Records shown »
━━━━
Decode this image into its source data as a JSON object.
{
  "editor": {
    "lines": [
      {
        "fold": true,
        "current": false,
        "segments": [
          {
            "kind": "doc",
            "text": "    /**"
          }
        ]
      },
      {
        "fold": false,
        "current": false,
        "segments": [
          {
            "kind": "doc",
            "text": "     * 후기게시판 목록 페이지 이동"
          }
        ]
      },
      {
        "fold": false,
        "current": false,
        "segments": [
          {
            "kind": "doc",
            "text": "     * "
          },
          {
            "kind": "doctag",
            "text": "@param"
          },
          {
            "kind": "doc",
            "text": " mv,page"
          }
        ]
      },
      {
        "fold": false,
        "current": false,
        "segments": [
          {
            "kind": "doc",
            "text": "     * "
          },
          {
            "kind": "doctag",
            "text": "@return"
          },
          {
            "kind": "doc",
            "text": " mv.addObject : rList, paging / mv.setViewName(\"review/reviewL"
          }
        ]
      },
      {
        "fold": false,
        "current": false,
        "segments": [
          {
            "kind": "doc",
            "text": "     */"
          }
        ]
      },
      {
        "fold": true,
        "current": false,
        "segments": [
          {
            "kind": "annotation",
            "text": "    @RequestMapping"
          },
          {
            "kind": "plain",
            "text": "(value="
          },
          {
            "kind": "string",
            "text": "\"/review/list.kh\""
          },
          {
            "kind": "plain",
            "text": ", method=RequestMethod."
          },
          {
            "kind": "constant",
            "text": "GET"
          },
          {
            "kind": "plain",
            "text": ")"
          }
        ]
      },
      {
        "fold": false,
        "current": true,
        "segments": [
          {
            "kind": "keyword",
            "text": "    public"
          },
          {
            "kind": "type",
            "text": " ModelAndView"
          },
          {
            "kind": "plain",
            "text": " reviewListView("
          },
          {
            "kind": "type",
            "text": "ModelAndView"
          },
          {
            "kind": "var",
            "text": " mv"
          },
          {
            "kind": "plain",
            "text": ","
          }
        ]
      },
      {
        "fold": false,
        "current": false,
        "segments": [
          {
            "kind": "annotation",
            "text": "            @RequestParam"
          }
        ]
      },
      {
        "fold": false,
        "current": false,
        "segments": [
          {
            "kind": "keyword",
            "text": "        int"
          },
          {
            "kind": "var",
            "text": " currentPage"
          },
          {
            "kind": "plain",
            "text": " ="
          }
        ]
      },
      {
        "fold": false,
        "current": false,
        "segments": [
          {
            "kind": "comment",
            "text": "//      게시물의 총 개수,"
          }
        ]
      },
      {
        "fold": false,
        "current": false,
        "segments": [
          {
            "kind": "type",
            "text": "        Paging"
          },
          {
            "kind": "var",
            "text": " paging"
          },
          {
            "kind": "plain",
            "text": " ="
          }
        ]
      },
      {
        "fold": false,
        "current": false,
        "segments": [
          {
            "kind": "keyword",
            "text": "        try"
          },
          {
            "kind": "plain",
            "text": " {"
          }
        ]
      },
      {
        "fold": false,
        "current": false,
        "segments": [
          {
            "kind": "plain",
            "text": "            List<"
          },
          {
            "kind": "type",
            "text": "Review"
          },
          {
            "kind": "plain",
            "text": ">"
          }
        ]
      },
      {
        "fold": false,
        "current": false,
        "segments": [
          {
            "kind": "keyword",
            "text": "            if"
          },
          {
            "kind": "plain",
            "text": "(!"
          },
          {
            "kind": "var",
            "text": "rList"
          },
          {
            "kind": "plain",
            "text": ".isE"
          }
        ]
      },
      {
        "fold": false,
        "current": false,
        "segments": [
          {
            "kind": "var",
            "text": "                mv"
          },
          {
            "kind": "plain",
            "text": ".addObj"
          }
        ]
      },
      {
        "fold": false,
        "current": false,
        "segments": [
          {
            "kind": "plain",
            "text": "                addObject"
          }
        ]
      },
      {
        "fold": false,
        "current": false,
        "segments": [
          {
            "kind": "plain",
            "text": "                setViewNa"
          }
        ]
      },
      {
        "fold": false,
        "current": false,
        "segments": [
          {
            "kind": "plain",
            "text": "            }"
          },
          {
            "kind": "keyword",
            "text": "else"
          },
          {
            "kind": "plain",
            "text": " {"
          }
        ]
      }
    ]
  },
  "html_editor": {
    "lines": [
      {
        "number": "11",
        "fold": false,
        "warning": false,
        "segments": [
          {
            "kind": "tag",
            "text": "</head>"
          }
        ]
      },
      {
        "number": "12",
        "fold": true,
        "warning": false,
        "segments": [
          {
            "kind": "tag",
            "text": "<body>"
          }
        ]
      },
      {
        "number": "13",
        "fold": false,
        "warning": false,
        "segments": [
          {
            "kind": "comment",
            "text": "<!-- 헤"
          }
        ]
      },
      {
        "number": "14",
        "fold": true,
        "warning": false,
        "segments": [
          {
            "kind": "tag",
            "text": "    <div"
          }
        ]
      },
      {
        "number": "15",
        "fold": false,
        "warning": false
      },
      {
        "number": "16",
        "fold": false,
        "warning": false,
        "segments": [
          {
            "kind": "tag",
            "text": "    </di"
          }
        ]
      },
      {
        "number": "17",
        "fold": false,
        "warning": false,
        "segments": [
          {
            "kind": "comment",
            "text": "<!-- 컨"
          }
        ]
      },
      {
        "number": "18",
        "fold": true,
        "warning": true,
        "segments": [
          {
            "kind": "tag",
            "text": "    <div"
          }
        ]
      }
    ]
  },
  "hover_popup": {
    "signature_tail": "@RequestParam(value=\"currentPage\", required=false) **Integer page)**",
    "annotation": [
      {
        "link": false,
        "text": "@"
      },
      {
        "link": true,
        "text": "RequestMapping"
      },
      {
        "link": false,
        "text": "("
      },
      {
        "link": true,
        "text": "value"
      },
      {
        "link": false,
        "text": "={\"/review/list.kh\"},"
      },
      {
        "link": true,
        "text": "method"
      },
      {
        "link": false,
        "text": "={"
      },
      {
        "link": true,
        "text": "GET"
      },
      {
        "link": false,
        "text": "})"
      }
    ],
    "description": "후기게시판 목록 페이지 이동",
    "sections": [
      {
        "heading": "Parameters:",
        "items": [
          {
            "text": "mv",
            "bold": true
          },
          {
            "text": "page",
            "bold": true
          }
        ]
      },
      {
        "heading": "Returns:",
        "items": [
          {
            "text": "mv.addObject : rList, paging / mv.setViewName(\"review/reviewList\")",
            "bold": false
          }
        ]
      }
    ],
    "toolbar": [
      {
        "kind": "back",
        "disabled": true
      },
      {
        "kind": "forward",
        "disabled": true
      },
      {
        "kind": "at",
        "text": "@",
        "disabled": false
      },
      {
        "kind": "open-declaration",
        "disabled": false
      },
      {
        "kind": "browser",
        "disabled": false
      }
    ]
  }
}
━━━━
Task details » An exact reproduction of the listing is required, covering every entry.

Finished exercise »
Decode this image into its source data as a JSON object.
{
  "editor": {
    "lines": [
      {
        "fold": true,
        "current": false,
        "segments": [
          {
            "kind": "doc",
            "text": "    /**"
          }
        ]
      },
      {
        "fold": false,
        "current": false,
        "segments": [
          {
            "kind": "doc",
            "text": "     * 후기게시판 목록 페이지 이동"
          }
        ]
      },
      {
        "fold": false,
        "current": false,
        "segments": [
          {
            "kind": "doc",
            "text": "     * "
          },
          {
            "kind": "doctag",
            "text": "@param"
          },
          {
            "kind": "doc",
            "text": " mv,page"
          }
        ]
      },
      {
        "fold": false,
        "current": false,
        "segments": [
          {
            "kind": "doc",
            "text": "     * "
          },
          {
            "kind": "doctag",
            "text": "@return"
          },
          {
            "kind": "doc",
            "text": " mv.addObject : rList, paging / mv.setViewName(\"review/reviewL"
          }
        ]
      },
      {
        "fold": false,
        "current": false,
        "segments": [
          {
            "kind": "doc",
            "text": "     */"
          }
        ]
      },
      {
        "fold": true,
        "current": false,
        "segments": [
          {
            "kind": "annotation",
            "text": "    @RequestMapping"
          },
          {
            "kind": "plain",
            "text": "(value="
          },
          {
            "kind": "string",
            "text": "\"/review/list.kh\""
          },
          {
            "kind": "plain",
            "text": ", method=RequestMethod."
          },
          {
            "kind": "constant",
            "text": "GET"
          },
          {
            "kind": "plain",
            "text": ")"
          }
        ]
      },
      {
        "fold": false,
        "current": true,
        "segments": [
          {
            "kind": "keyword",
            "text": "    public"
          },
          {
            "kind": "type",
            "text": " ModelAndView"
          },
          {
            "kind": "plain",
            "text": " reviewListView("
          },
          {
            "kind": "type",
            "text": "ModelAndView"
          },
          {
            "kind": "var",
            "text": " mv"
          },
          {
            "kind": "plain",
            "text": ","
          }
        ]
      },
      {
        "fold": false,
        "current": false,
        "segments": [
          {
            "kind": "annotation",
            "text": "            @RequestParam"
          }
        ]
      },
      {
        "fold": false,
        "current": false,
        "segments": [
          {
            "kind": "keyword",
            "text": "        int"
          },
          {
            "kind": "var",
            "text": " currentPage"
          },
          {
            "kind": "plain",
            "text": " ="
          }
        ]
      },
      {
        "fold": false,
        "current": false,
        "segments": [
          {
            "kind": "comment",
            "text": "//      게시물의 총 개수,"
          }
        ]
      },
      {
        "fold": false,
        "current": false,
        "segments": [
          {
            "kind": "type",
            "text": "        Paging"
          },
          {
            "kind": "var",
            "text": " paging"
          },
          {
            "kind": "plain",
            "text": " ="
          }
        ]
      },
      {
        "fold": false,
        "current": false,
        "segments": [
          {
            "kind": "keyword",
            "text": "        try"
          },
          {
            "kind": "plain",
            "text": " {"
          }
        ]
      },
      {
        "fold": false,
        "current": false,
        "segments": [
          {
            "kind": "plain",
            "text": "            List<"
          },
          {
            "kind": "type",
            "text": "Review"
          },
          {
            "kind": "plain",
            "text": ">"
          }
        ]
      },
      {
        "fold": false,
        "current": false,
        "segments": [
          {
            "kind": "keyword",
            "text": "            if"
          },
          {
            "kind": "plain",
            "text": "(!"
          },
          {
            "kind": "var",
            "text": "rList"
          },
          {
            "kind": "plain",
            "text": ".isE"
          }
        ]
      },
      {
        "fold": false,
        "current": false,
        "segments": [
          {
            "kind": "var",
            "text": "                mv"
          },
          {
            "kind": "plain",
            "text": ".addObj"
          }
        ]
      },
      {
        "fold": false,
        "current": false,
        "segments": [
          {
            "kind": "plain",
            "text": "                addObject"
          }
        ]
      },
      {
        "fold": false,
        "current": false,
        "segments": [
          {
            "kind": "plain",
            "text": "                setViewNa"
          }
        ]
      },
      {
        "fold": false,
        "current": false,
        "segments": [
          {
            "kind": "plain",
            "text": "            }"
          },
          {
            "kind": "keyword",
            "text": "else"
          },
          {
            "kind": "plain",
            "text": " {"
          }
        ]
      }
    ]
  },
  "html_editor": {
    "lines": [
      {
        "number": "11",
        "fold": false,
        "warning": false,
        "segments": [
          {
            "kind": "tag",
            "text": "</head>"
          }
        ]
      },
      {
        "number": "12",
        "fold": true,
        "warning": false,
        "segments": [
          {
            "kind": "tag",
            "text": "<body>"
          }
        ]
      },
      {
        "number": "13",
        "fold": false,
        "warning": false,
        "segments": [
          {
            "kind": "comment",
            "text": "<!-- 헤"
          }
        ]
      },
      {
        "number": "14",
        "fold": true,
        "warning": false,
        "segments": [
          {
            "kind": "tag",
            "text": "    <div"
          }
        ]
      },
      {
        "number": "15",
        "fold": false,
        "warning": false
      },
      {
        "number": "16",
        "fold": false,
        "warning": false,
        "segments": [
          {
            "kind": "tag",
            "text": "    </di"
          }
        ]
      },
      {
        "number": "17",
        "fold": false,
        "warning": false,
        "segments": [
          {
            "kind": "comment",
            "text": "<!-- 컨"
          }
        ]
      },
      {
        "number": "18",
        "fold": true,
        "warning": true,
        "segments": [
          {
            "kind": "tag",
            "text": "    <div"
          }
        ]
      }
    ]
  },
  "hover_popup": {
    "signature_tail": "@RequestParam(value=\"currentPage\", required=false) **Integer page)**",
    "annotation": [
      {
        "link": false,
        "text": "@"
      },
      {
        "link": true,
        "text": "RequestMapping"
      },
      {
        "link": false,
        "text": "("
      },
      {
        "link": true,
        "text": "value"
      },
      {
        "link": false,
        "text": "={\"/review/list.kh\"},"
      },
      {
        "link": true,
        "text": "method"
      },
      {
        "link": false,
        "text": "={"
      },
      {
        "link": true,
        "text": "GET"
      },
      {
        "link": false,
        "text": "})"
      }
    ],
    "description": "후기게시판 목록 페이지 이동",
    "sections": [
      {
        "heading": "Parameters:",
        "items": [
          {
            "text": "mv",
            "bold": true
          },
          {
            "text": "page",
            "bold": true
          }
        ]
      },
      {
        "heading": "Returns:",
        "items": [
          {
            "text": "mv.addObject : rList, paging / mv.setViewName(\"review/reviewList\")",
            "bold": false
          }
        ]
      }
    ],
    "toolbar": [
      {
        "kind": "back",
        "disabled": true
      },
      {
        "kind": "forward",
        "disabled": true
      },
      {
        "kind": "at",
        "text": "@",
        "disabled": false
      },
      {
        "kind": "open-declaration",
        "disabled": false
      },
      {
        "kind": "browser",
        "disabled": false
      }
    ]
  }
}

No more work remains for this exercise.